In his Grand View of Rome Vasi took liberties with physical laws and showed monuments which were not visible from his point of observation: in this etching however he was more faithful to the actual view.
Vasi did not give details about the procession he showed in the etching: he had shown a similar procession in his 1756 etching (plate 122) and there again he did not make specific reference to it. The procession is unlikely to be linked to a religious ceremony, while it is possible that Vasi had in mind the visit paid by Charles VII, King of Naples to Pope Benedict XIV in 1744.

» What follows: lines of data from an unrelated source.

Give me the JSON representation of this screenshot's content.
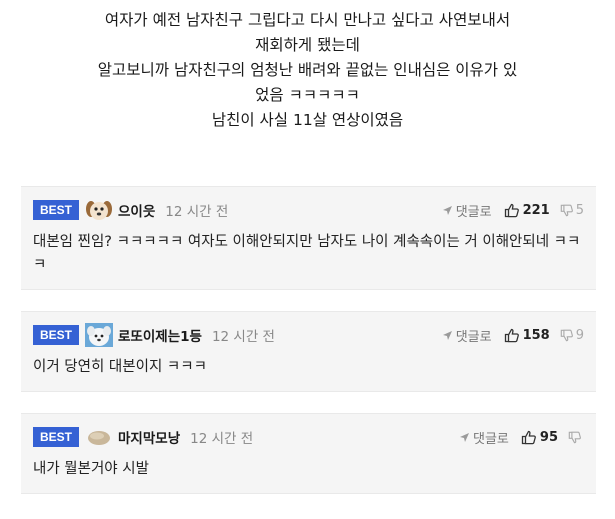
{
  "post": {
    "lines": [
      "여자가 예전 남자친구 그립다고 다시 만나고 싶다고 사연보내서",
      "재회하게 됐는데",
      "알고보니까 남자친구의 엄청난 배려와 끝없는 인내심은 이유가 있",
      "었음 ㅋㅋㅋㅋㅋ",
      "남친이 사실 11살 연상이였음"
    ]
  },
  "comments": [
    {
      "badge": "BEST",
      "avatar": "dog-avatar",
      "nickname": "으이읏",
      "time": "12 시간 전",
      "reply_label": "댓글로",
      "likes": "221",
      "dislikes": "5",
      "body": "대본임 찐임? ㅋㅋㅋㅋㅋ 여자도 이해안되지만 남자도 나이 계속속이는 거 이해안되네 ㅋㅋㅋ"
    },
    {
      "badge": "BEST",
      "avatar": "white-dog-avatar",
      "nickname": "로또이제는1등",
      "time": "12 시간 전",
      "reply_label": "댓글로",
      "likes": "158",
      "dislikes": "9",
      "body": "이거 당연히 대본이지 ㅋㅋㅋ"
    },
    {
      "badge": "BEST",
      "avatar": "stone-avatar",
      "nickname": "마지막모낭",
      "time": "12 시간 전",
      "reply_label": "댓글로",
      "likes": "95",
      "dislikes": "",
      "body": "내가 뭘본거야 시발"
    }
  ],
  "colors": {
    "best_badge": "#3561d4",
    "comment_bg": "#f5f5f5"
  }
}
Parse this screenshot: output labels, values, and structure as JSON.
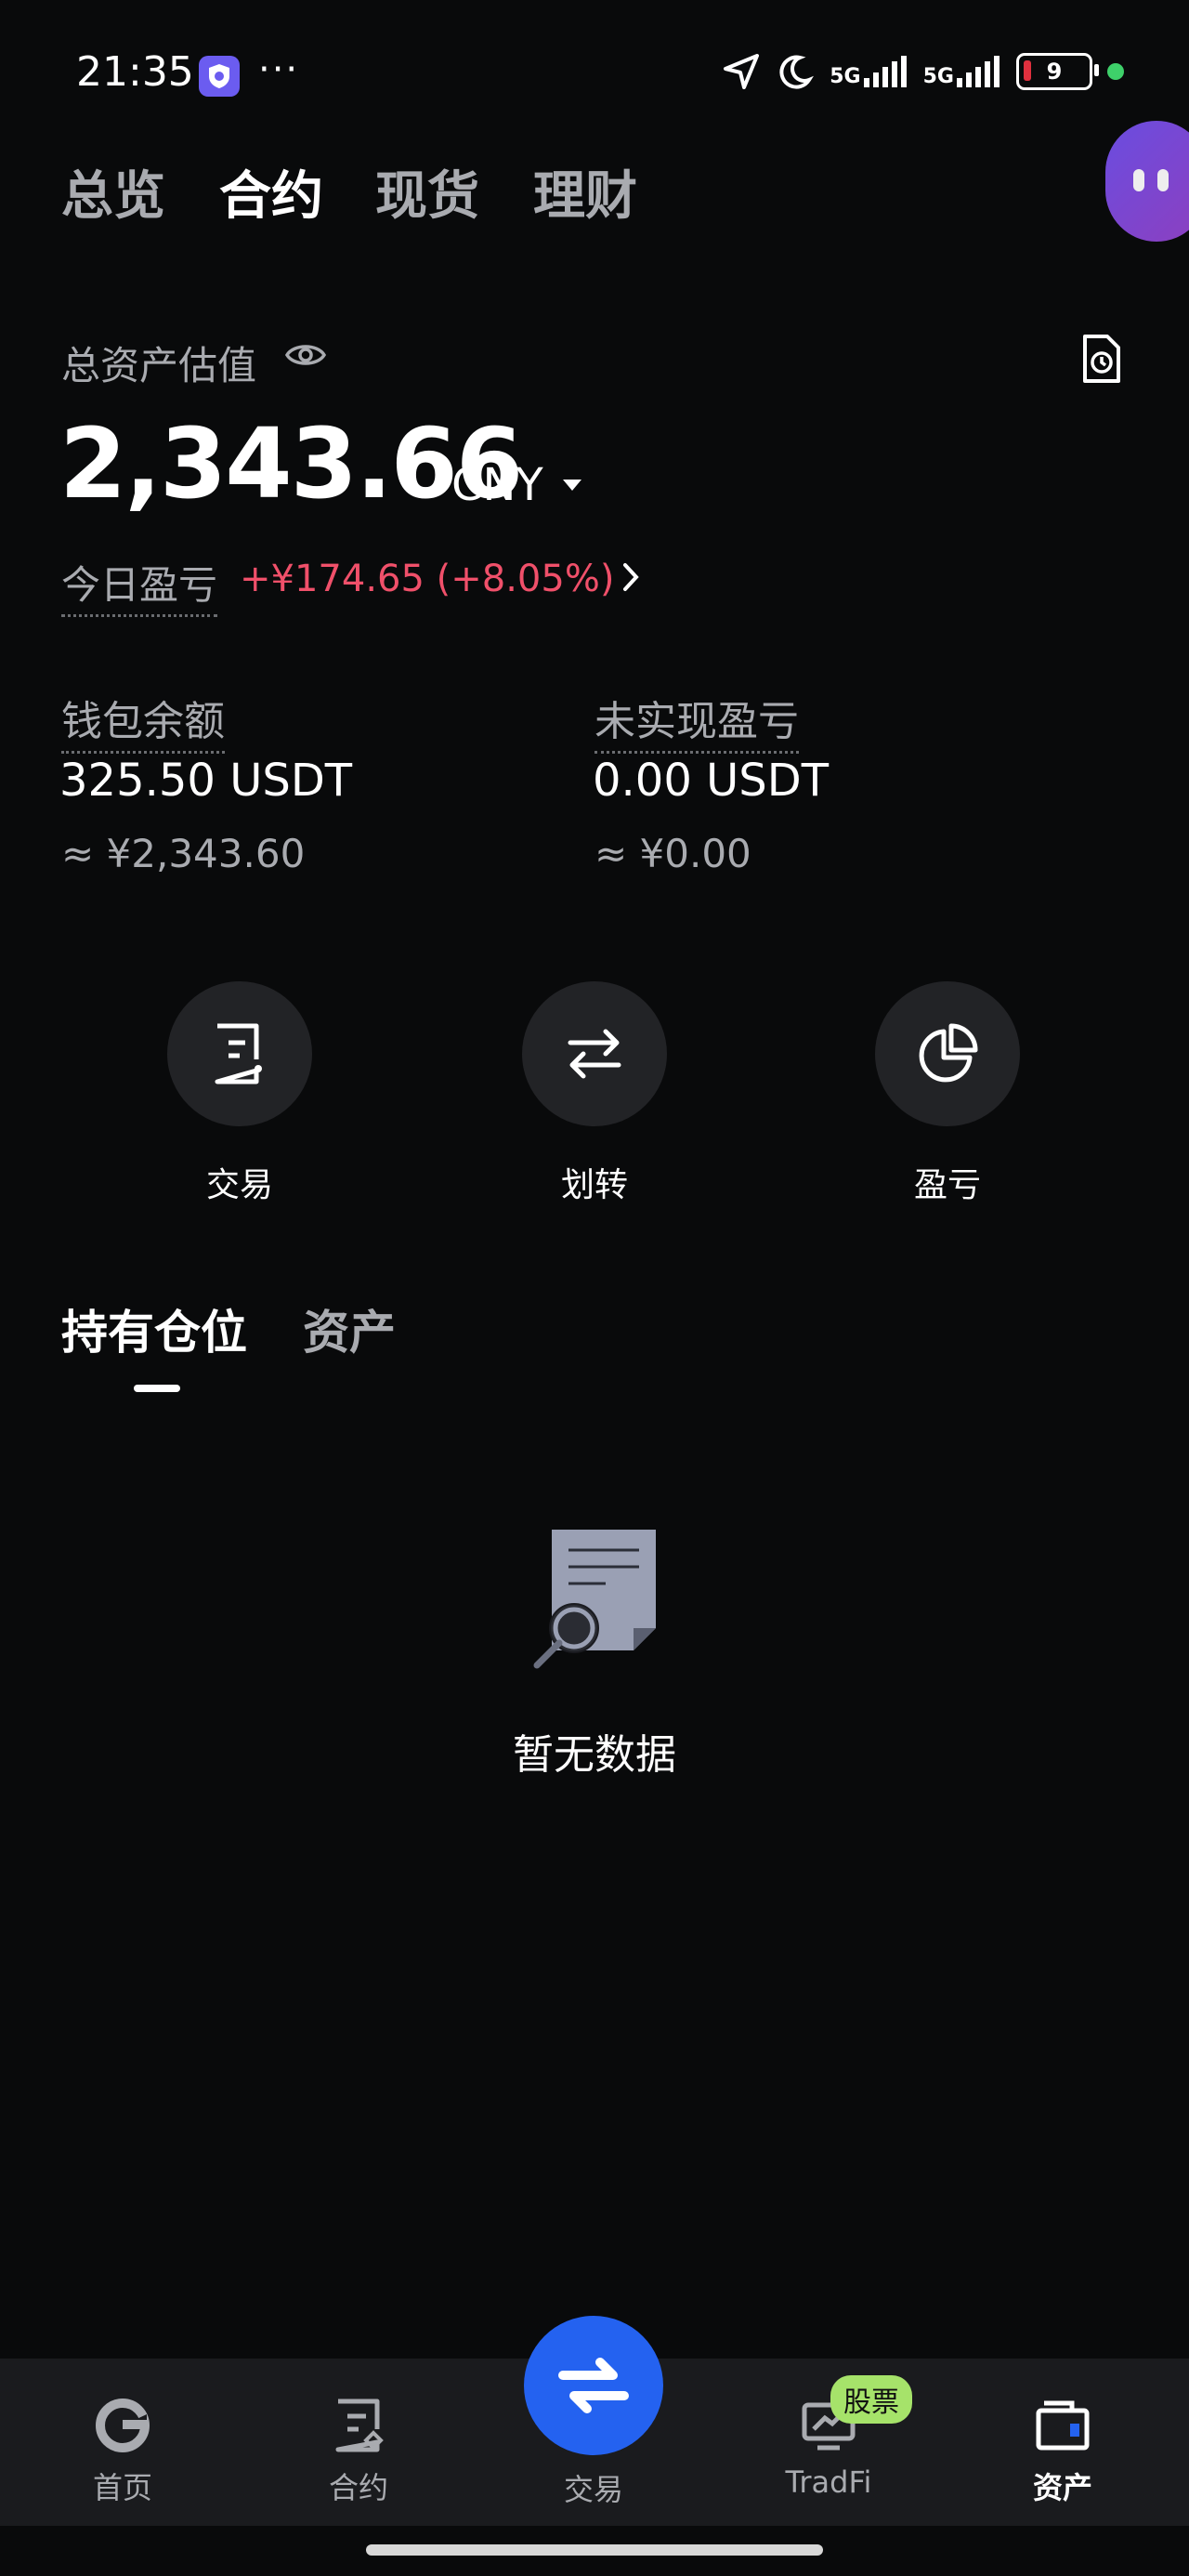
{
  "status": {
    "time": "21:35",
    "dots": "···",
    "signal1": "5G",
    "signal2": "5G",
    "battery": "9"
  },
  "top_tabs": [
    "总览",
    "合约",
    "现货",
    "理财"
  ],
  "asset": {
    "label": "总资产估值",
    "amount": "2,343.66",
    "currency": "CNY",
    "today_label": "今日盈亏",
    "today_value": "+¥174.65 (+8.05%)"
  },
  "wallet": {
    "label": "钱包余额",
    "value": "325.50 USDT",
    "sub": "≈ ¥2,343.60"
  },
  "unrealized": {
    "label": "未实现盈亏",
    "value": "0.00 USDT",
    "sub": "≈ ¥0.00"
  },
  "actions": [
    "交易",
    "划转",
    "盈亏"
  ],
  "section_tabs": [
    "持有仓位",
    "资产"
  ],
  "empty_text": "暂无数据",
  "bottom_nav": {
    "home": "首页",
    "contract": "合约",
    "trade": "交易",
    "tradfi": "TradFi",
    "assets": "资产",
    "stock_badge": "股票"
  },
  "colors": {
    "accent": "#2462f0",
    "profit": "#f0506a",
    "badge": "#a6e36a"
  }
}
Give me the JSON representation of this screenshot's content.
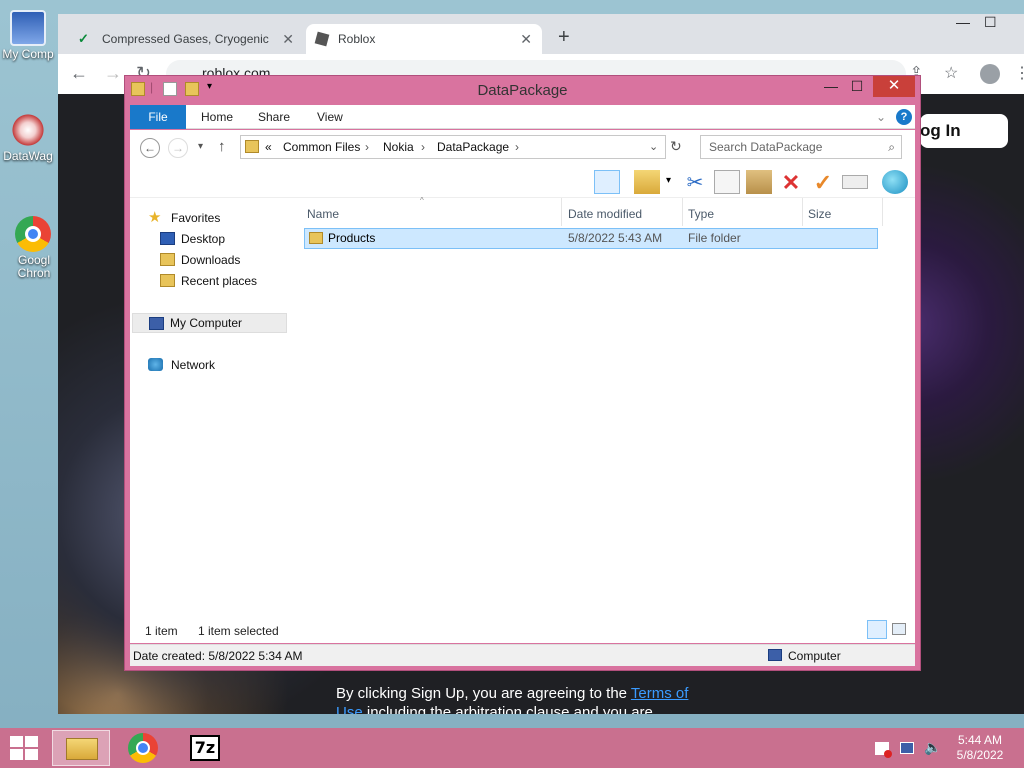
{
  "desktop": {
    "icons": [
      {
        "label": "My Comp"
      },
      {
        "label": "DataWag"
      },
      {
        "label": "Googl Chron"
      }
    ]
  },
  "browser": {
    "tabs": [
      {
        "label": "Compressed Gases, Cryogenic Li"
      },
      {
        "label": "Roblox"
      }
    ],
    "new_tab": "+",
    "url": "roblox.com",
    "page": {
      "login_button": "og In",
      "signup_text": "By clicking Sign Up, you are agreeing to the",
      "terms_link": "Terms of",
      "signup_text_line2_link": "Use",
      "signup_text_line2": "including the arbitration clause and you are"
    }
  },
  "explorer": {
    "title": "DataPackage",
    "ribbon_tabs": [
      "File",
      "Home",
      "Share",
      "View"
    ],
    "breadcrumb": {
      "prefix": "«",
      "parts": [
        "Common Files",
        "Nokia",
        "DataPackage"
      ]
    },
    "search_placeholder": "Search DataPackage",
    "nav": {
      "favorites": "Favorites",
      "desktop": "Desktop",
      "downloads": "Downloads",
      "recent": "Recent places",
      "my_computer": "My Computer",
      "network": "Network"
    },
    "columns": {
      "name": "Name",
      "date": "Date modified",
      "type": "Type",
      "size": "Size"
    },
    "files": [
      {
        "name": "Products",
        "date": "5/8/2022 5:43 AM",
        "type": "File folder",
        "size": ""
      }
    ],
    "status": {
      "count": "1 item",
      "selected": "1 item selected"
    },
    "details": {
      "created": "Date created: 5/8/2022 5:34 AM",
      "location": "Computer"
    }
  },
  "taskbar": {
    "time": "5:44 AM",
    "date": "5/8/2022",
    "seven_zip_label": "7z"
  },
  "colors": {
    "window_frame": "#d9739f",
    "taskbar": "#c9708f",
    "file_tab": "#1979ca",
    "selection": "#cde8ff",
    "close_button": "#c9403a"
  }
}
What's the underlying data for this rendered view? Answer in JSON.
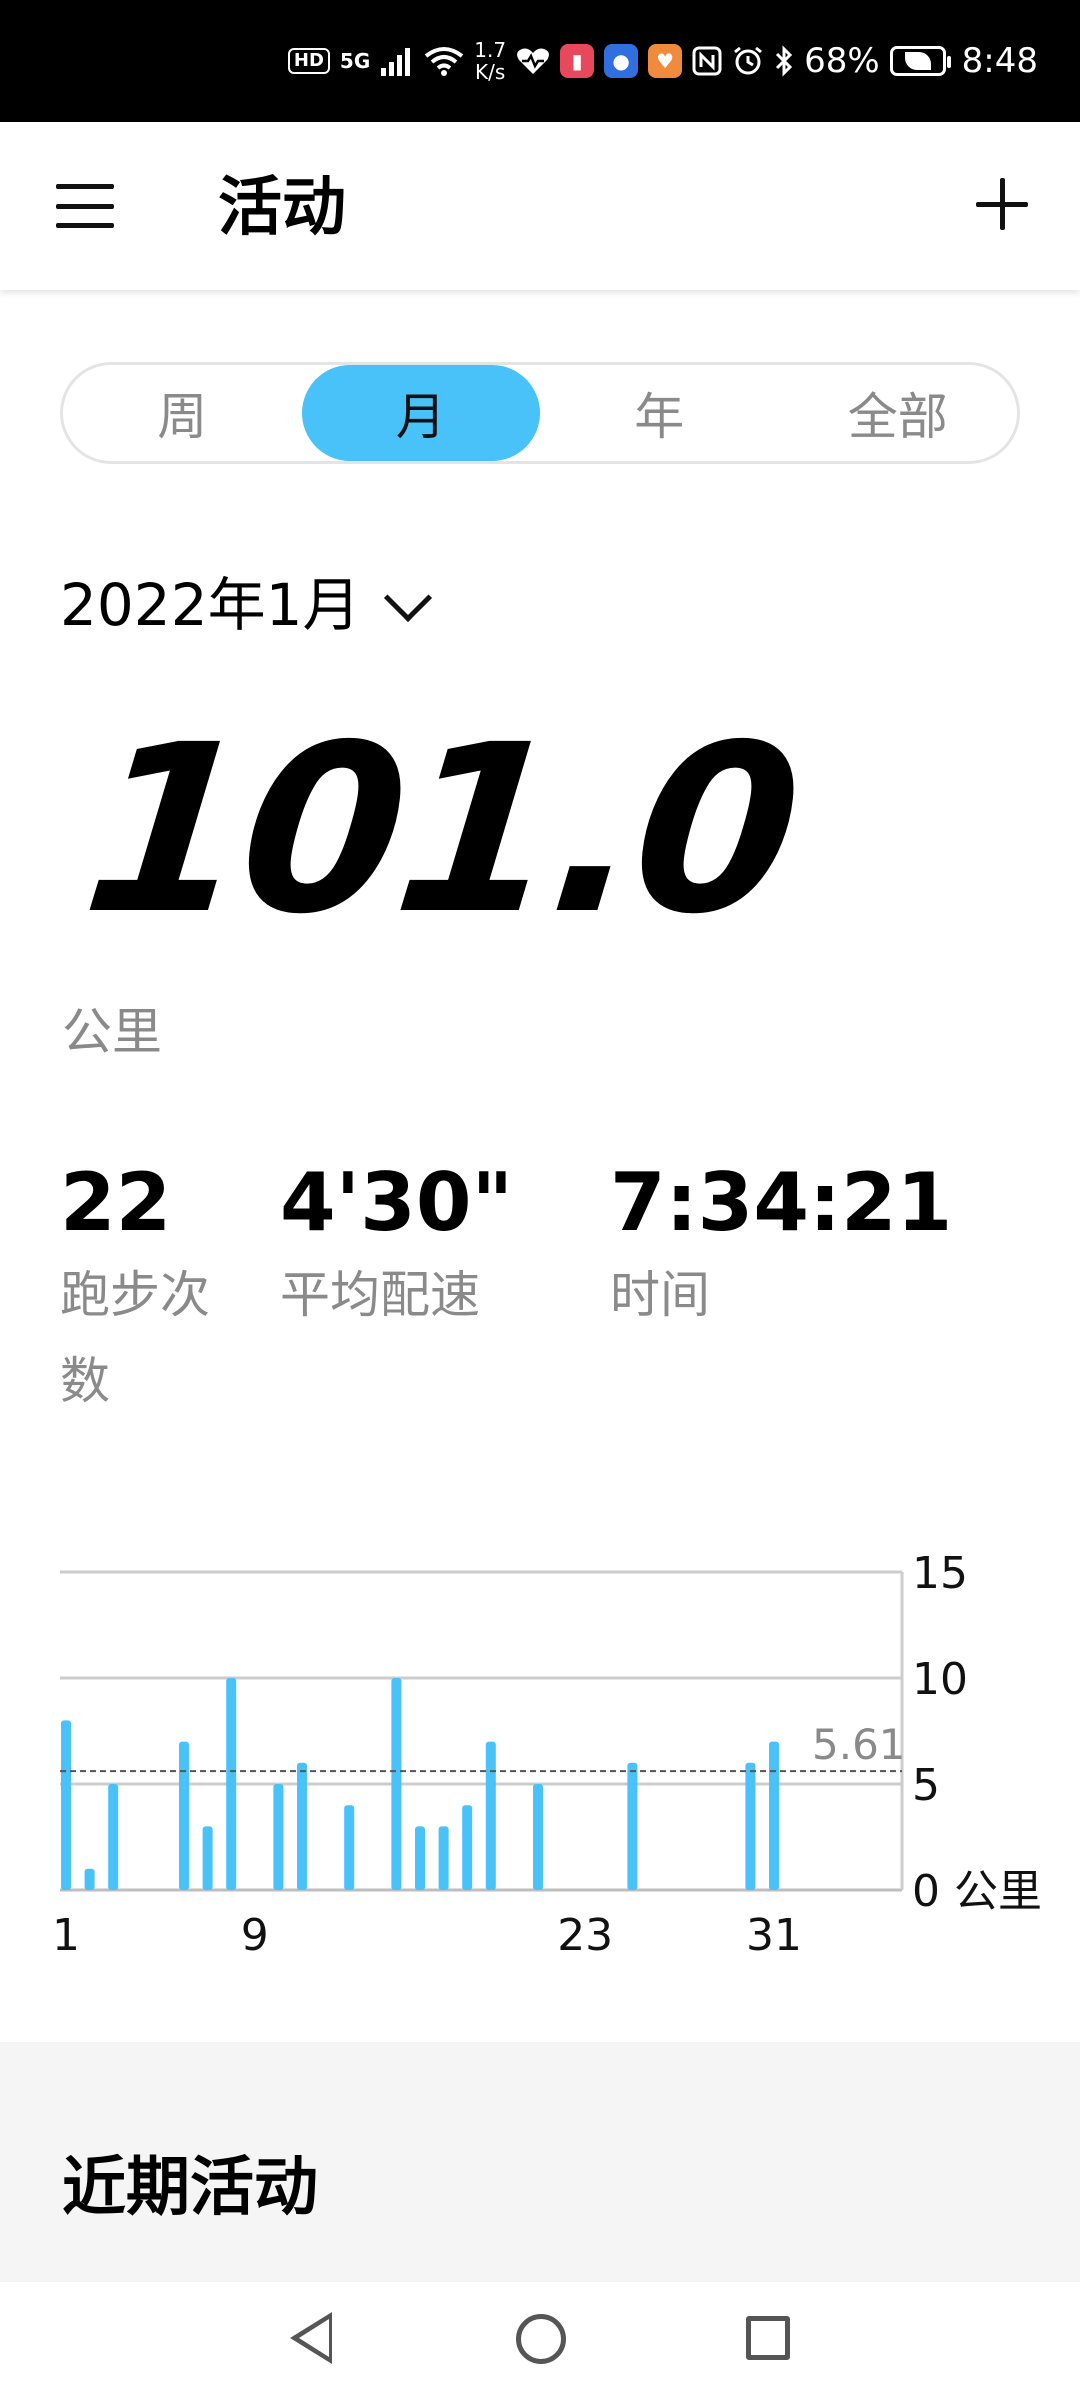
{
  "status_bar": {
    "hd": "HD",
    "network": "5G",
    "speed_top": "1.7",
    "speed_bottom": "K/s",
    "battery_percent": "68%",
    "time": "8:48"
  },
  "header": {
    "title": "活动",
    "menu_icon": "hamburger-menu-icon",
    "add_icon": "plus-icon"
  },
  "tabs": [
    {
      "label": "周",
      "active": false
    },
    {
      "label": "月",
      "active": true
    },
    {
      "label": "年",
      "active": false
    },
    {
      "label": "全部",
      "active": false
    }
  ],
  "month_selector": {
    "label": "2022年1月",
    "icon": "chevron-down-icon"
  },
  "summary": {
    "distance": "101.0",
    "unit": "公里"
  },
  "stats": [
    {
      "value": "22",
      "label": "跑步次数"
    },
    {
      "value": "4'30\"",
      "label": "平均配速"
    },
    {
      "value": "7:34:21",
      "label": "时间"
    }
  ],
  "colors": {
    "accent": "#48c2f9",
    "text_secondary": "#8a8a8a",
    "grid": "#cccccc"
  },
  "chart_data": {
    "type": "bar",
    "x": [
      1,
      2,
      3,
      6,
      7,
      8,
      10,
      11,
      13,
      15,
      16,
      17,
      18,
      19,
      21,
      25,
      30,
      31
    ],
    "values": [
      8,
      1,
      5,
      7,
      3,
      10,
      5,
      6,
      4,
      10,
      3,
      3,
      4,
      7,
      5,
      6,
      6,
      7
    ],
    "x_tick_labels": [
      "1",
      "9",
      "23",
      "31"
    ],
    "x_tick_values": [
      1,
      9,
      23,
      31
    ],
    "y_ticks": [
      0,
      5,
      10,
      15
    ],
    "y_tick_labels": [
      "0 公里",
      "5",
      "10",
      "15"
    ],
    "ylim": [
      0,
      15
    ],
    "xlim": [
      1,
      31
    ],
    "average_line": {
      "value": 5.61,
      "label": "5.61"
    },
    "grid": true,
    "y_axis_position": "right"
  },
  "recent": {
    "title": "近期活动"
  },
  "nav_bar": {
    "back_icon": "back-triangle-icon",
    "home_icon": "home-circle-icon",
    "recents_icon": "recents-square-icon"
  }
}
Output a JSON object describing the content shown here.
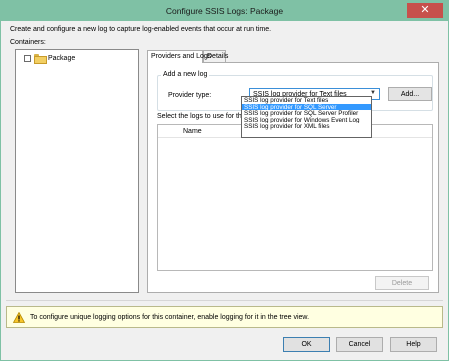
{
  "window": {
    "title": "Configure SSIS Logs: Package",
    "close_glyph": "✕"
  },
  "intro_text": "Create and configure a new log to capture log-enabled events that occur at run time.",
  "containers": {
    "label": "Containers:",
    "items": [
      {
        "label": "Package",
        "checked": false
      }
    ]
  },
  "tabs": [
    {
      "label": "Providers and Logs",
      "active": true
    },
    {
      "label": "Details",
      "active": false
    }
  ],
  "add_log": {
    "group_title": "Add a new log",
    "provider_label": "Provider type:",
    "provider_value": "SSIS log provider for Text files",
    "add_button": "Add..."
  },
  "dropdown": {
    "options": [
      "SSIS log provider for Text files",
      "SSIS log provider for SQL Server",
      "SSIS log provider for SQL Server Profiler",
      "SSIS log provider for Windows Event Log",
      "SSIS log provider for XML files"
    ],
    "selected_index": 1
  },
  "logs": {
    "label": "Select the logs to use for the co",
    "columns": [
      "Name"
    ],
    "delete_button": "Delete"
  },
  "info_message": "To configure unique logging options for this container, enable logging for it in the tree view.",
  "footer": {
    "ok": "OK",
    "cancel": "Cancel",
    "help": "Help"
  },
  "colors": {
    "title_bar": "#7fc1a5",
    "close": "#c7504b",
    "selection": "#3399ff",
    "info_bg": "#ffffe1"
  }
}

The last section of Strada Felice next to S. Maria Maggiore (Via Agostino de Pretis) was entirely redesigned after 1870; only the fašade of S. Paolo Primo Eremita was not pulled down. Via delle Quattro Fontane, the section of Strada Felice next to Quattro Fontane, retains most of the buildings shown by Vasi, although they now house hotels and offices rather than monasteries.
The rear view of S. Maria Maggiore is perhaps more imposing than the front one. Its location at the top of the Esquilino hill, two large chapels built respectively by Pope Sixtus V (to the left) and Pope Paul V (to the right) and the obelisk placed by Pope Sixtus V, were all elements which led Gian Lorenzo Bernini to design an imposing rear fašade: his project was based on the enlargement of the apse (which would have meant the loss of its mosaics) and on a double portico decorated with 47 statues. The project was commissioned by Pope Clement IX and work started in September 1669. The pope died just three months later and neither his heirs, nor the new pope (Pope Clement X) were prepared to move forward with such an expensive plan. Carlo Rainaldi was asked to prepare a simpler design and by 1673 the tribune as we see it today was completed: it was decorated with only four close to Heaven statues.
All the area around S. Maria Maggiore was widely redesigned after 1870 and today the tribune and the obelisk are very near Via Cavour, a major street linking the central railway station with Colosseo. This led to slightly raising the level of the ground to the west of the obelisk, but overall the change did not impact on the view of the tribune. The comparison between a current image and Vasi's etching shows only one noticeable difference: the loss of Sixtus V's coat of arms, which was placed above the inscription to the left.
The Grand View of Rome